Ein Ayah: The existence of diseases plays a positive role in shaping a person’s character. First, it makes him "surrender" to Hashem. Second, the knowledge that people can become sick softens the stubbornness of the stubborn and the wickedness of the wicked.
In order to complete the personal improvement brought on by illness, one needs to engage in prayer to Hashem to save him from his difficult situation. Such prayers are very important for a person and are one of the reasons that Divine Providence arranges disease, by encouraging one to return to Hashem (see Tehillim 90:3). When the sick person or those close to him have prayed intensely and thereby actualized the goal that the illness improves their moral state, and hearts have been brought closer to Hashem, the person may recover, given that the goal was met.
There are two ways in which difficult times can improve a person’s ways. The simple one is that the situation will give him the emotional impetus to turn to Hashem and strengthen himself spiritually and morally.
A higher level is that instead of crying out to Hashem to save him, he purifies his thinking and recognizes how proper it is to rely on Hashem in silence. He should realize that man does not know what is good for him and that even that which seems bad contains hidden good. Illness can actually cause him to focus on the desire that whatever Hashem wants for His world should occur, including his own illness. This is the level of the truly pious, who trust Hashem totally and do not ask for a thing for themselves, because they trust that Hashem will do that which is good for them and for the world, even if it includes their pain. This attitude will lower the desire for powerful prayer regarding their own condition, for why should one cry out when things are good?
The proper approach for a normal person is the first one, in which he maintains his natural desire for life, good health, and happiness. Based on those feelings, he will use his mouth to turn to Hashem in his sorrow and, through that, healing will come. While it represents a lower spiritual level, it is the approach that is closest to him and appropriate for all but the most unique of pious people who care only about what Hashem wants.
The second, select group of people do not need to purify their emotions through prayer at the time of troubles. Rather, troubles can only serve to straighten their understanding of the good in everything that Hashem does, which grows as their troubles grow.
During the week, a person is generally only capable of taking the approach of improving his emotions when turning to Hashem in impassioned prayer. However, on Shabbat the heart and the soul are elevated, and therefore it is a time in which one should not awaken the emotion of crying out to Hashem but should focus on the belief that Hashem has the power and the goodness to do what is best. For that reason, crying out in prayer is forbidden on Shabbat.

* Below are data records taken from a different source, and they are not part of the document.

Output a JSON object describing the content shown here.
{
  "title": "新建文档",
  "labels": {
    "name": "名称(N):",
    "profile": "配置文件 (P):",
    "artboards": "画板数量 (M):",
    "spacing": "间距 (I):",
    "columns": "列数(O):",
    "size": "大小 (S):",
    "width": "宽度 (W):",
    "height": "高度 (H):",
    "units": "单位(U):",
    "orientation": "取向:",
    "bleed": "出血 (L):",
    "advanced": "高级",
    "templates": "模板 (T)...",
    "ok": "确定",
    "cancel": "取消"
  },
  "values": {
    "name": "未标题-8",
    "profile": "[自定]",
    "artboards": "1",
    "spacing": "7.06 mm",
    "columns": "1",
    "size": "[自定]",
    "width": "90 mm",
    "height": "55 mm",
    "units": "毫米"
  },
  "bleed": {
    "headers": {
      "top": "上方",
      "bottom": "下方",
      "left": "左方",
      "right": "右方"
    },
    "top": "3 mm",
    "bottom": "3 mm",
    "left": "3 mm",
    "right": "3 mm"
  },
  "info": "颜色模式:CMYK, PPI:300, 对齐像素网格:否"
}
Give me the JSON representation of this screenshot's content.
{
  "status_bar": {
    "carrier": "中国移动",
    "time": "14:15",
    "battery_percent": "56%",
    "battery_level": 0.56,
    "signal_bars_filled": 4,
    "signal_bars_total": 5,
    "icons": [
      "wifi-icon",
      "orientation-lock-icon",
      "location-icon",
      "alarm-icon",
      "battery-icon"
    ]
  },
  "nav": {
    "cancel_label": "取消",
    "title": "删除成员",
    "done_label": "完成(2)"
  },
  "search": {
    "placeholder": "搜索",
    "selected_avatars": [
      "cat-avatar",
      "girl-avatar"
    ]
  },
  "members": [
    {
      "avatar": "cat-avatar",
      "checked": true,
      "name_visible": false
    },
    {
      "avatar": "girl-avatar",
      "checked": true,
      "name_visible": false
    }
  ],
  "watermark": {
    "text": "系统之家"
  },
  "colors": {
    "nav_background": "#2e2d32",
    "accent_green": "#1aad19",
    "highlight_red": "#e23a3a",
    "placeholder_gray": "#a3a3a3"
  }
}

A person should not think that without crying out to change the situation, but just through the approach of belief, he will not succeed in becoming healed quickly. The speed of the positive effect of prayer is a function of the degree to which the disease brought the moral goal for which it was designed. If this is so for the lower level response to adversity, then it is all the more so that once one reaches new heights in his level of belief, the healing can come quickly. Therefore, since Shabbat is not the time for crying out, there is every reason to believe that the "healing shall come soon."